Domino’s skin tone is not a make or break for the character. It just isn’t.

Let it go.

Also, just because Domino has an afro, it does not mean she automatically looks like Misty Knight or Riri Williams.


Is Scarlett Johansson’s Black Widow the equivalent to Jean Grey, since they both have red hair? Or does the “they all look the same now” only apply to Black women? Not all Black women with afros look the same.

Do better, people.

Further, comic book movies and television show interpretations are allowed to switch things up when translating something to screen. Especially if the original stories appeared in times where diversity wasn’t as dominant. These interpretations are allowed to adapt and evolve to their full potential. So yes, this might mean that Iris West isn’t a redhead, or Valkyrie isn’t a blond, but it isn’t the end of the world if they aren’t.

As a community of passionate fans of entertainment, some people could use a real hard introspection as to why certain changes (such as gender and race) of some characters truly bothers them, when most of these changes do nothing to harm the heart of the storyline.
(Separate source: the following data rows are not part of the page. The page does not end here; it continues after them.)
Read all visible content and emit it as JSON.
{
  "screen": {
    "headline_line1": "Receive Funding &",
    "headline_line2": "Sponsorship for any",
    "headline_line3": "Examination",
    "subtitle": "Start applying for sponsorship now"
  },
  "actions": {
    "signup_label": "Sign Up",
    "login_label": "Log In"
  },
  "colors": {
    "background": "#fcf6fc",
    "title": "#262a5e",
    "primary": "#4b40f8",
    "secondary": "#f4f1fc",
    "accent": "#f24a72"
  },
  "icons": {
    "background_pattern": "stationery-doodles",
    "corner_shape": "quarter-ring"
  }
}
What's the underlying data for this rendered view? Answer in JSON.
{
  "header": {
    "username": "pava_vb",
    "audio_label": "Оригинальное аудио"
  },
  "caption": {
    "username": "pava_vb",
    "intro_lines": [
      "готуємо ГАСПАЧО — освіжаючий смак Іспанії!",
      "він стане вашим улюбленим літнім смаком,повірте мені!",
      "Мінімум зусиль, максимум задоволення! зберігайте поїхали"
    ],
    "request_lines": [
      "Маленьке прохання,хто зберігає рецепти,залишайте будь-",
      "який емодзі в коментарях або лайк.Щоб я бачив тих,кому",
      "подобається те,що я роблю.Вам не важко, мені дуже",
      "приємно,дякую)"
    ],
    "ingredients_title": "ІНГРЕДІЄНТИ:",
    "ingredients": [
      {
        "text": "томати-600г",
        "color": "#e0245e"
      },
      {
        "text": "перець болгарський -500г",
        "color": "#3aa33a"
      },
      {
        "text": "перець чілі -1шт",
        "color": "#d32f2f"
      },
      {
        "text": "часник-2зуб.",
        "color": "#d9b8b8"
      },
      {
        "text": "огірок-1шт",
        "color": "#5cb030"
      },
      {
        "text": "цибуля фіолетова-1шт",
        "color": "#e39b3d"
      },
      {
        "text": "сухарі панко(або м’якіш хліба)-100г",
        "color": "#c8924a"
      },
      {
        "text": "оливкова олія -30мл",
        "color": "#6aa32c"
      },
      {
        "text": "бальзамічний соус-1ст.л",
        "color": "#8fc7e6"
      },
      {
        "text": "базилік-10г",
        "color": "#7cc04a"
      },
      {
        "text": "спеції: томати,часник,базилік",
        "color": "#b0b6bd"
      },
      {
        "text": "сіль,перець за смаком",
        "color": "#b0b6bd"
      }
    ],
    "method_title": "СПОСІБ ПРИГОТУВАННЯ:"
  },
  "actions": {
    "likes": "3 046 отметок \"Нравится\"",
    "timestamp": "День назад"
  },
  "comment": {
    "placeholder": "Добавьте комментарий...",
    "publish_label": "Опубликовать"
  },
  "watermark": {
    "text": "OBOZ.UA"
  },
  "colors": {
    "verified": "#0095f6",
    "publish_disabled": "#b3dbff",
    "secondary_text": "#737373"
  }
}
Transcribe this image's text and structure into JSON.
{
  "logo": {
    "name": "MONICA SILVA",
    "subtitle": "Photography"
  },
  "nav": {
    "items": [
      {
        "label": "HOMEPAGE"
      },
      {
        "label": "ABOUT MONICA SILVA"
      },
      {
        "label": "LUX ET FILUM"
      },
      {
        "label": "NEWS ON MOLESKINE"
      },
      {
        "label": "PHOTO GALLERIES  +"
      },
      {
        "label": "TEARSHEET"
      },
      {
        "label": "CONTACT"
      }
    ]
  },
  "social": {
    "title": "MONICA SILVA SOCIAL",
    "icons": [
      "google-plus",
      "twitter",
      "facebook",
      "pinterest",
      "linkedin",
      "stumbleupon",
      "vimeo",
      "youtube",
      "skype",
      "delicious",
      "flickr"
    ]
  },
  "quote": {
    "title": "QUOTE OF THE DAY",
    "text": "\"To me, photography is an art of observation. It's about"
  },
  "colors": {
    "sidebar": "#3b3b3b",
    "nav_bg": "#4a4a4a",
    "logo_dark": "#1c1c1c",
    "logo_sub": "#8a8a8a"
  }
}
Rather they offer inclusion and representation to certain demographics who are greatly under represented.

What’s REALLY bothering you here?

Is it the fact that without Zazie being painted white you have to face the fact that she’s a Black woman?

Don’t worry, it’s all make believe…

Photo credit: Ryan Reynold’s twitter